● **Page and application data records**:
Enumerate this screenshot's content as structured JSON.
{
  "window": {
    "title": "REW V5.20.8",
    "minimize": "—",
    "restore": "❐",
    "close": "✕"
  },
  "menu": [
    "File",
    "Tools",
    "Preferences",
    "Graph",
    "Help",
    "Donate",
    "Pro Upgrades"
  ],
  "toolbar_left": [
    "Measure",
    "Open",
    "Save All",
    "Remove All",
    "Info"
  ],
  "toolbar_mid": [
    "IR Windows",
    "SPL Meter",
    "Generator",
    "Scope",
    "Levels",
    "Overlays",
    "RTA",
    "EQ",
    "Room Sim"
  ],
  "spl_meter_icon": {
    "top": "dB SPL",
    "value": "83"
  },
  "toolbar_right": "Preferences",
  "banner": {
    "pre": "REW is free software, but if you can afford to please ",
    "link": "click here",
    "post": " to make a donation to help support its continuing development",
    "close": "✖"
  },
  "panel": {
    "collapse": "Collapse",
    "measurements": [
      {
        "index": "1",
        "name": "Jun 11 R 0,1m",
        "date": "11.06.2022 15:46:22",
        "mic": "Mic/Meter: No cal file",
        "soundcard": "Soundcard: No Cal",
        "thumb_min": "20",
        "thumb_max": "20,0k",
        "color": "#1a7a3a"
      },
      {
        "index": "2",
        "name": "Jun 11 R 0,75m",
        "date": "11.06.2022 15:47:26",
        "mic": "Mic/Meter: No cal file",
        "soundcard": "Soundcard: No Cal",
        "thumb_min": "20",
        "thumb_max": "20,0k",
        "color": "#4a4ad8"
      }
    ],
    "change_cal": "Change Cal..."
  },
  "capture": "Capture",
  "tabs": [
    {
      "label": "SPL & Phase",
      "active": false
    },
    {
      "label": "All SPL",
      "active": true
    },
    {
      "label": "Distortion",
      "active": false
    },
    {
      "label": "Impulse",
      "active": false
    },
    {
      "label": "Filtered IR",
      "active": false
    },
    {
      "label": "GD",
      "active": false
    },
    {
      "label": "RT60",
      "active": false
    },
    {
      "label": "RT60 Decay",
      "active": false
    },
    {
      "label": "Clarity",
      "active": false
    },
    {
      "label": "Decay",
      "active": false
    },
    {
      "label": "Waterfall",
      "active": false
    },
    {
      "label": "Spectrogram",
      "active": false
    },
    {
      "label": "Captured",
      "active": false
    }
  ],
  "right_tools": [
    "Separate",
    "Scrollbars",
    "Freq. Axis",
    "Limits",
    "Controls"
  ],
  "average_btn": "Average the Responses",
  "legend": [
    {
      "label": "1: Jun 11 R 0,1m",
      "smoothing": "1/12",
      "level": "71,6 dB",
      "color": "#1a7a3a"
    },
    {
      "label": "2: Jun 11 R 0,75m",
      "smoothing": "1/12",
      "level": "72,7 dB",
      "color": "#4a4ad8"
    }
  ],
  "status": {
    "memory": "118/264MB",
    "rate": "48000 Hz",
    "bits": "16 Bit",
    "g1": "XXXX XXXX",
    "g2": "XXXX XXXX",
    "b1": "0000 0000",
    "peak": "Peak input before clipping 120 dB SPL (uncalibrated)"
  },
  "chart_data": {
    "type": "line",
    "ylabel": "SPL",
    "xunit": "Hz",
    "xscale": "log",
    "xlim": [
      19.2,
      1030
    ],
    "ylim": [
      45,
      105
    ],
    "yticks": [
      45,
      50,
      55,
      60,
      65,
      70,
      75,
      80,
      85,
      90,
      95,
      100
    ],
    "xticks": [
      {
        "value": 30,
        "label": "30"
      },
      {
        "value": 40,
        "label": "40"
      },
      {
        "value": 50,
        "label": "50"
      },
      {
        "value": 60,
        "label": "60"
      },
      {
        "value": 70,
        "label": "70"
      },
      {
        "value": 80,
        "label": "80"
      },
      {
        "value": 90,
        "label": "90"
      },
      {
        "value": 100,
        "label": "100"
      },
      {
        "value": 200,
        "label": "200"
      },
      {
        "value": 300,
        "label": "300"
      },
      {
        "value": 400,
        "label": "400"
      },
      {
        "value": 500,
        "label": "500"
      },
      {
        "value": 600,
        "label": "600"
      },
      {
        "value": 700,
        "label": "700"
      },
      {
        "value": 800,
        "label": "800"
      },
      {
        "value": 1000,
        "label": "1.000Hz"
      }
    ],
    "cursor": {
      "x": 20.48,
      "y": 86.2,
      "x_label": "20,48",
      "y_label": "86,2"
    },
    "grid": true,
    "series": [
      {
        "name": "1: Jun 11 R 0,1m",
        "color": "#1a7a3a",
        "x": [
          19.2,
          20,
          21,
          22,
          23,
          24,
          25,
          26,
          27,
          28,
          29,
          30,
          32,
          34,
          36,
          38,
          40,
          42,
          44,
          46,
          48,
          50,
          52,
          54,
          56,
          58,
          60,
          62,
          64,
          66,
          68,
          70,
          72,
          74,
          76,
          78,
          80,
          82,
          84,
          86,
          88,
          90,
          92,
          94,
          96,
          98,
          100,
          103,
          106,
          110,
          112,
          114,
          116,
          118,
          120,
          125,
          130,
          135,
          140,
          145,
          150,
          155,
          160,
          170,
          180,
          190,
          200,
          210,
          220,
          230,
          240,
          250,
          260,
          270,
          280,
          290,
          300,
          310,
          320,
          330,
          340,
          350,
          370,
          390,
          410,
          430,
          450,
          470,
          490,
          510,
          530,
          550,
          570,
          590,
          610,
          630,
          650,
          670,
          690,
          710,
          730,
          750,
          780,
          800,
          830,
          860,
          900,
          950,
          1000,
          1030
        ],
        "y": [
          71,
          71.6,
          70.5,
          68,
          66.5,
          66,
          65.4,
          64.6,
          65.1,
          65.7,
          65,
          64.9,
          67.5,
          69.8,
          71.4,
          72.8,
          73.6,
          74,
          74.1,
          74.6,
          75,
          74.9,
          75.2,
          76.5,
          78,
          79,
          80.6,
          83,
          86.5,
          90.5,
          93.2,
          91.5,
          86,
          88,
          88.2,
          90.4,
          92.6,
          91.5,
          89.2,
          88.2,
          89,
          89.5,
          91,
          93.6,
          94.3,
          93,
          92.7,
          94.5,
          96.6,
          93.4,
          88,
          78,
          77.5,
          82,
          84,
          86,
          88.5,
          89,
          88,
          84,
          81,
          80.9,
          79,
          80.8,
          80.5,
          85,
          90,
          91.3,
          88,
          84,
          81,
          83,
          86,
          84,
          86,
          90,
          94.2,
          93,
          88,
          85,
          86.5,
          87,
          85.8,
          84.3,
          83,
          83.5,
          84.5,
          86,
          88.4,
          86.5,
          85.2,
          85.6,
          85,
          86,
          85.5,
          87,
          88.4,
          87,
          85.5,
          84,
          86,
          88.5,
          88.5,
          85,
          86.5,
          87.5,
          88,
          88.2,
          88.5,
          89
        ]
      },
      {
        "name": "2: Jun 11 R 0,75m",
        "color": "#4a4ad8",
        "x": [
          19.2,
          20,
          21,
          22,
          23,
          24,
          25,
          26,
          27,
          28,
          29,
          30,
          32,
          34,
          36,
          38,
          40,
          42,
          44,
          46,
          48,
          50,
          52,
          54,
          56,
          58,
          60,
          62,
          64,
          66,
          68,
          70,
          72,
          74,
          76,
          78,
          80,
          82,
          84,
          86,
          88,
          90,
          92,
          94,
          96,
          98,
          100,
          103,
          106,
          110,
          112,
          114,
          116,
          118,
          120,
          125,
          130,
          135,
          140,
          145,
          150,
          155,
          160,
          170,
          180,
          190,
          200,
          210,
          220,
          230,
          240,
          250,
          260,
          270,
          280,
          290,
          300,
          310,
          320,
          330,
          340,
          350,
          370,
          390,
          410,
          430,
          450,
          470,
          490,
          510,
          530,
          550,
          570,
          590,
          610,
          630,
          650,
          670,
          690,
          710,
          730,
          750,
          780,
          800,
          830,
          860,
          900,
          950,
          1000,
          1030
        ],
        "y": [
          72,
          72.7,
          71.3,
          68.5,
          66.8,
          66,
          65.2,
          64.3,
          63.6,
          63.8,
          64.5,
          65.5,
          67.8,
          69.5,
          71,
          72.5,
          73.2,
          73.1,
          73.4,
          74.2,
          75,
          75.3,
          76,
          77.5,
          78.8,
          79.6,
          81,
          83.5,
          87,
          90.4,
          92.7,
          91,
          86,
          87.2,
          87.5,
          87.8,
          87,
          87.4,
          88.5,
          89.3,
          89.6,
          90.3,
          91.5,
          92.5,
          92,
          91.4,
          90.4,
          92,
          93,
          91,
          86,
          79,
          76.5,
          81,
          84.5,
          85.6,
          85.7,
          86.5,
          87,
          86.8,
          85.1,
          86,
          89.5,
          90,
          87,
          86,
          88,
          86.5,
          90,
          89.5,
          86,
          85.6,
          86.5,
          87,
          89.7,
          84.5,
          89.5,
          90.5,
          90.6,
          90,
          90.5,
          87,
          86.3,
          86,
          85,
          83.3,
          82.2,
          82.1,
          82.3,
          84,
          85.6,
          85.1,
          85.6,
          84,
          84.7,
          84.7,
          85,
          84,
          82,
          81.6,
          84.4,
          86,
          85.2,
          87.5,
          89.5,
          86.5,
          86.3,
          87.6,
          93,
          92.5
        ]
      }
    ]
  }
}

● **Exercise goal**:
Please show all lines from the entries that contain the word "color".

● **Problem solution**:
        "color": "#1a7a3a"
        "color": "#4a4ad8"
      "color": "#1a7a3a"
      "color": "#4a4ad8"
        "color": "#1a7a3a",
        "color": "#4a4ad8",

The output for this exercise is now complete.